Can Israel Survive?
There's a great deal of speculation these days on Israel's dire situation, most notably from renowned author and scholar Victor Davis Hanson in the National Review, who prefaces it with a remark that the country has never been in more danger.
We see a listing of the usual threats to Israel:
The Islamist regimes in Egypt and elsewhere brought on by the Arab Spring and their growing hostility to Israel, the genocidal influence of Iran and its missile-armed proxies Hamas and Hezb'allah, Erdoğan's Islamist Turkey, the huge influence of Arab petro-dollars, and the indifference and growing anti-Semitism in much of Europe and the exhaustion and debt of the United States are frequently cited.
It's a gloomy picture, and none of it is to be trivialized. But I think dire predictions of Israel's demise are premature, to say the least.
After listing a variety of strategic and military advantages that Israel possesses, and after pointing out the weak spots in Israel's enemies, we get to the crux of the matter:
The real wild card remains Iran, rapidly approaching status as a nuclear power. Much of Iran's threat comes via its proxies in Gaza and Lebanon and its ability to launch missile attacks, since Iranian conventional forces are too far removed to make a ground war feasible...
Would the ayatollahs risk heavy retaliation by attempting to destroy Israel for Allah? Perhaps.
This is where I would disagree with the author. Replacing "perhaps" with "definitely" seems more appropriate, recognizing M. Ahmadinejad's obsession with the return of the Madhi and his role in this scenario - something the author neglects to recognize.
And he certainly gets this right:
It's certainly correct that Israel faces major challenges, and a combined assault by Iran, Hamas, and Hezb'allah would not be a negligible threat.
In some other news from the region today:
Israel's isolation rooted in US-imposed military inaction
Christian Pastor Faces Final Appeal of Iran Death Sentence

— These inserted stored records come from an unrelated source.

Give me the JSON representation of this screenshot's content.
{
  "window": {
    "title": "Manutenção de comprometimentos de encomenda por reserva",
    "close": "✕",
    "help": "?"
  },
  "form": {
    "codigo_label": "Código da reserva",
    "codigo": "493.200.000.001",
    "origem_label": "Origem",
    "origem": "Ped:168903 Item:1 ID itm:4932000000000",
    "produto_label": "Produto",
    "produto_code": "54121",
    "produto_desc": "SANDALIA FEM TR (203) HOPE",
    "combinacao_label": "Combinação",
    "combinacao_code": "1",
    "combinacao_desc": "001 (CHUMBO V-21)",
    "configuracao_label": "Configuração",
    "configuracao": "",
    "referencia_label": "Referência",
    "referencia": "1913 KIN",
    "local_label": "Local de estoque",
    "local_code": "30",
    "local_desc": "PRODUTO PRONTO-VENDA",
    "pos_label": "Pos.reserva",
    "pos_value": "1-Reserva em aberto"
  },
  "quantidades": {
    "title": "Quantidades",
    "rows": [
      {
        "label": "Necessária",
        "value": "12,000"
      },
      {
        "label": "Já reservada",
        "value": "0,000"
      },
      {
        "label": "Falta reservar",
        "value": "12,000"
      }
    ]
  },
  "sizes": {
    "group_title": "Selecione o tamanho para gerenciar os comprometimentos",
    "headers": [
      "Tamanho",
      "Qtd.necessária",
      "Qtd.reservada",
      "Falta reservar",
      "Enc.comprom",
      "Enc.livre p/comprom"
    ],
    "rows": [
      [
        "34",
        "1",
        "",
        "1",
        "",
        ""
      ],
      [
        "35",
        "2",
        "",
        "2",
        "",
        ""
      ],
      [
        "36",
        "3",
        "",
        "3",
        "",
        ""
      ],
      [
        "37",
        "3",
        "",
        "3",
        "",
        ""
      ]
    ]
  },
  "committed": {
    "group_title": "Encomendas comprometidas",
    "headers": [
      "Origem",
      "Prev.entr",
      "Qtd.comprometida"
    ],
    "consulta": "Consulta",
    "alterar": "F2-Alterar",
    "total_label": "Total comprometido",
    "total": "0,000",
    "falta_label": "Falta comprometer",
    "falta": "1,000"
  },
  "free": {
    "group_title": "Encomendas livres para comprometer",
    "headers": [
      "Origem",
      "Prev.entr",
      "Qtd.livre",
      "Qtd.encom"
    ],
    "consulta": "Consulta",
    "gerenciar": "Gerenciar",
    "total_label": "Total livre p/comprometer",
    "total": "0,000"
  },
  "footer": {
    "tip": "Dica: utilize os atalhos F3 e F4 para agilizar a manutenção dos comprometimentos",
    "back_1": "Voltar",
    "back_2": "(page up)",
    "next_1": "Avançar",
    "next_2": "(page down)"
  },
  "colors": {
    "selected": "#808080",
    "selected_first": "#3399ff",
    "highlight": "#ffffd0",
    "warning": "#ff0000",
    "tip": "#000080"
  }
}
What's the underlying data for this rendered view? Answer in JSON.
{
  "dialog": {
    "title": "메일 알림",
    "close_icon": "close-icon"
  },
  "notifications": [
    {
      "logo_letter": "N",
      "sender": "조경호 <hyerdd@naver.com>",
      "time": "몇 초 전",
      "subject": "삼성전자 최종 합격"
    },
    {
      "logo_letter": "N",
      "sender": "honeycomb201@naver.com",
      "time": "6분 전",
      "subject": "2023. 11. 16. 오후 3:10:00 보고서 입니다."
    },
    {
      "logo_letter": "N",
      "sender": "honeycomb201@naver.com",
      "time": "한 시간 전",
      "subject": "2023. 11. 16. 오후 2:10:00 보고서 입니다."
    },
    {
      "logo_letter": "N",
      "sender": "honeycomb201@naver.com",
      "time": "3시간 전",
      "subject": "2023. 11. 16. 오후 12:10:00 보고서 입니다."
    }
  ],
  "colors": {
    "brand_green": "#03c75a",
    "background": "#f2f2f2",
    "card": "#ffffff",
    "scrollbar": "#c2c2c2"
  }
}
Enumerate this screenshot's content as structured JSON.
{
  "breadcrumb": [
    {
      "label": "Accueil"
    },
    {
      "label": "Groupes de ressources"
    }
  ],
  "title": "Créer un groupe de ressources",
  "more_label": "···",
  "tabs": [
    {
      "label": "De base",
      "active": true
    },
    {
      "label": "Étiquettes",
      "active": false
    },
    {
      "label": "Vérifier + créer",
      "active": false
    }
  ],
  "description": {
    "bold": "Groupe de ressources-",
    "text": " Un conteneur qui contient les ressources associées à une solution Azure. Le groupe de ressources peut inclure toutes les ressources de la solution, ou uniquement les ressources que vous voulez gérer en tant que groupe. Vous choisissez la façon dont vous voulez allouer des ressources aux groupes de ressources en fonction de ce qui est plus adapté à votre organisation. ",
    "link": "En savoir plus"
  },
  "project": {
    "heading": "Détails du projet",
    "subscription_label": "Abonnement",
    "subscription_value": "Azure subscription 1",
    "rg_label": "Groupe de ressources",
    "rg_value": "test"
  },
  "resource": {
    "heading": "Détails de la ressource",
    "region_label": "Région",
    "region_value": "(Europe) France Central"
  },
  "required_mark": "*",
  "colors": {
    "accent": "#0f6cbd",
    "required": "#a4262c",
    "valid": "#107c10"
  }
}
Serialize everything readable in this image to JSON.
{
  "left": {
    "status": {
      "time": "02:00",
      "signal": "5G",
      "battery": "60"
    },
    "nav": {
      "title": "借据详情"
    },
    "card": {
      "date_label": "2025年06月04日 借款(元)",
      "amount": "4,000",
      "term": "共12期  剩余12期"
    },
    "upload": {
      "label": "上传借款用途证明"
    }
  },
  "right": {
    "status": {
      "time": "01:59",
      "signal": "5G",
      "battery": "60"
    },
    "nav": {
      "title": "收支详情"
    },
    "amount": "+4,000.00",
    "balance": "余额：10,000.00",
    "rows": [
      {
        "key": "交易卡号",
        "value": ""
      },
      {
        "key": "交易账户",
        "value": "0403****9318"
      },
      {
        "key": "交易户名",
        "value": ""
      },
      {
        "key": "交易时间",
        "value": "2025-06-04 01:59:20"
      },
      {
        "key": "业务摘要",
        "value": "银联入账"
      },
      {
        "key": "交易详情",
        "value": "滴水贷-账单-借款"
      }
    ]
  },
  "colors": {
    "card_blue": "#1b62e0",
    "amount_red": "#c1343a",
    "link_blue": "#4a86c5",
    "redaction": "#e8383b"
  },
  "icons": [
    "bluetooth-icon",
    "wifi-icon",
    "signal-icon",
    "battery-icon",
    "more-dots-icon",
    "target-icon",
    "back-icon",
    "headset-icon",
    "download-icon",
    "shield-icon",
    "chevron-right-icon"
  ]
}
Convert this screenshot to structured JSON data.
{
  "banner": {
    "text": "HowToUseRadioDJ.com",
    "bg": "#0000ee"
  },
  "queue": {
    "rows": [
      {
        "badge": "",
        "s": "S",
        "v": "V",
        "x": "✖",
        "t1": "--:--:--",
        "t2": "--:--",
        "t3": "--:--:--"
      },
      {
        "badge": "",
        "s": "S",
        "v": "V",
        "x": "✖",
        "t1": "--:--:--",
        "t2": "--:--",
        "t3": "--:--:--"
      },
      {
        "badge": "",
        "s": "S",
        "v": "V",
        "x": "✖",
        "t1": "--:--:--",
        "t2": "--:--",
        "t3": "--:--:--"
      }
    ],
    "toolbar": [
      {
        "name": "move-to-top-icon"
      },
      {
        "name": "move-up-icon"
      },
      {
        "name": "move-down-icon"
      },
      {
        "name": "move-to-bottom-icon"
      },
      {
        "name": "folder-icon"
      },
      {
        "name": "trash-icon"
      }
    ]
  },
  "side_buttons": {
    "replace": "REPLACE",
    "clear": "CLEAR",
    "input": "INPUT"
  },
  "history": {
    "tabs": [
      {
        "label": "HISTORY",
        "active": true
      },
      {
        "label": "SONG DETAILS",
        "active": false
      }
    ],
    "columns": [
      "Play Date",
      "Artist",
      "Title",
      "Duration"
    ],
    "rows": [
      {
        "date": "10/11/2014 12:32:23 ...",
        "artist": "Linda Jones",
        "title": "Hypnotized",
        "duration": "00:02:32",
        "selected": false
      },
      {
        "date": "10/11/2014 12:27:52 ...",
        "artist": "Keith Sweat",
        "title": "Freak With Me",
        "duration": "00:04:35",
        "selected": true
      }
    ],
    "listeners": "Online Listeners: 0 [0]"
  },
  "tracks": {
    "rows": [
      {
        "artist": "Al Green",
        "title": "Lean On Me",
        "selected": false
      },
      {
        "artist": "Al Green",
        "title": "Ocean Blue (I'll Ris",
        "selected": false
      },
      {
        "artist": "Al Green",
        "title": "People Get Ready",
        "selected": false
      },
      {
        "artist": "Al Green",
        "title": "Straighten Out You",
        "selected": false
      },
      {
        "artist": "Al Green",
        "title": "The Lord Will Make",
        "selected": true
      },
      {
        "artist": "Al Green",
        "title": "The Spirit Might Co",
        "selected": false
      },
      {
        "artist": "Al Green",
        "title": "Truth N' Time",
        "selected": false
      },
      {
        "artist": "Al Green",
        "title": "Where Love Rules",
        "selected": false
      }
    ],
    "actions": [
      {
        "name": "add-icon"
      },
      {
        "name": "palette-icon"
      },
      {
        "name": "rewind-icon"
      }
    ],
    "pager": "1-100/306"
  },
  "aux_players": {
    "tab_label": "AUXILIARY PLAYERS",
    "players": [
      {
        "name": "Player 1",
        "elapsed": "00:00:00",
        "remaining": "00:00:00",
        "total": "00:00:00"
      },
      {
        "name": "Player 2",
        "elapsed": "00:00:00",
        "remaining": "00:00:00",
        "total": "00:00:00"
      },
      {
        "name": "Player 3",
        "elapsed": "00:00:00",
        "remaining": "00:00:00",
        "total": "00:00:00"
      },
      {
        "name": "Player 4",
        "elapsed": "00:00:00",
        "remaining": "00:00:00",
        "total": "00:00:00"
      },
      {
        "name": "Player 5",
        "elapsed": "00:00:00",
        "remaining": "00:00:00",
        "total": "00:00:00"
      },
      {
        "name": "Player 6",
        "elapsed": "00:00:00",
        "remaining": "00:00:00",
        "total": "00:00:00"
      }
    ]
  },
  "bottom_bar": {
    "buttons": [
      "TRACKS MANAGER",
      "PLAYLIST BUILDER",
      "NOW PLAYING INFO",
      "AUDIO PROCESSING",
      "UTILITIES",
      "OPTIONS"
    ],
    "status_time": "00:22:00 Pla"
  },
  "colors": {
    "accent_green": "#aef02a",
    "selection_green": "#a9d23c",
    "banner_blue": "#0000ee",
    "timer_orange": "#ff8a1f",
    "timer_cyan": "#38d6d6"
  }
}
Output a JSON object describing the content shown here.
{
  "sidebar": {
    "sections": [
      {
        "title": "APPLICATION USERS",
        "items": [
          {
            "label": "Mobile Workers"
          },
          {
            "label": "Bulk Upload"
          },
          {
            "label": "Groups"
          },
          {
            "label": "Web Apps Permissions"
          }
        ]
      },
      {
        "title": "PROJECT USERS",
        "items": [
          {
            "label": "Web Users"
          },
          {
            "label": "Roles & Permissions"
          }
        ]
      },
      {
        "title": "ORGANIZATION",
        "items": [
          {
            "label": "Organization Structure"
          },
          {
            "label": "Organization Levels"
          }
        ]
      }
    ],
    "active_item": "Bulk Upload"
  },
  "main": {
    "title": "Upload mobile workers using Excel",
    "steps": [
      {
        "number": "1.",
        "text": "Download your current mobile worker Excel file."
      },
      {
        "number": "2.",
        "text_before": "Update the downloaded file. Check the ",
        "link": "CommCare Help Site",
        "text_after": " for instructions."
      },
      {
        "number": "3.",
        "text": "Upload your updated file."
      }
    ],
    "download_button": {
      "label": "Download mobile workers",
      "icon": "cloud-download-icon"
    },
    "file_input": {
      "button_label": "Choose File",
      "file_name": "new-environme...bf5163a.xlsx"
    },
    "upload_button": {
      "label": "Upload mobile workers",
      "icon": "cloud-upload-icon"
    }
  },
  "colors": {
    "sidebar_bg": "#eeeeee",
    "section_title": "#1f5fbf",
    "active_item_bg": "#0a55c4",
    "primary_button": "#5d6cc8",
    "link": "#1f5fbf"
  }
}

A Christian pastor who was sentenced to death by hanging for apostasy in 2009 faces his final appeal in Iran's Supreme Court next week.
At least one appeal against the "choose Islam or die" sentence has failed thus far.
Nadarkhani, a father of two and member of the Protestant evangelical Church of Iran, was given three opportunities to recant his faith by the appeals court.
But he refused to reconvert back to Islam.
...the death sentence was based on fatwas issued by a senior Islamic cleric who is now deceased. At least three other clerics had challenged the ruling.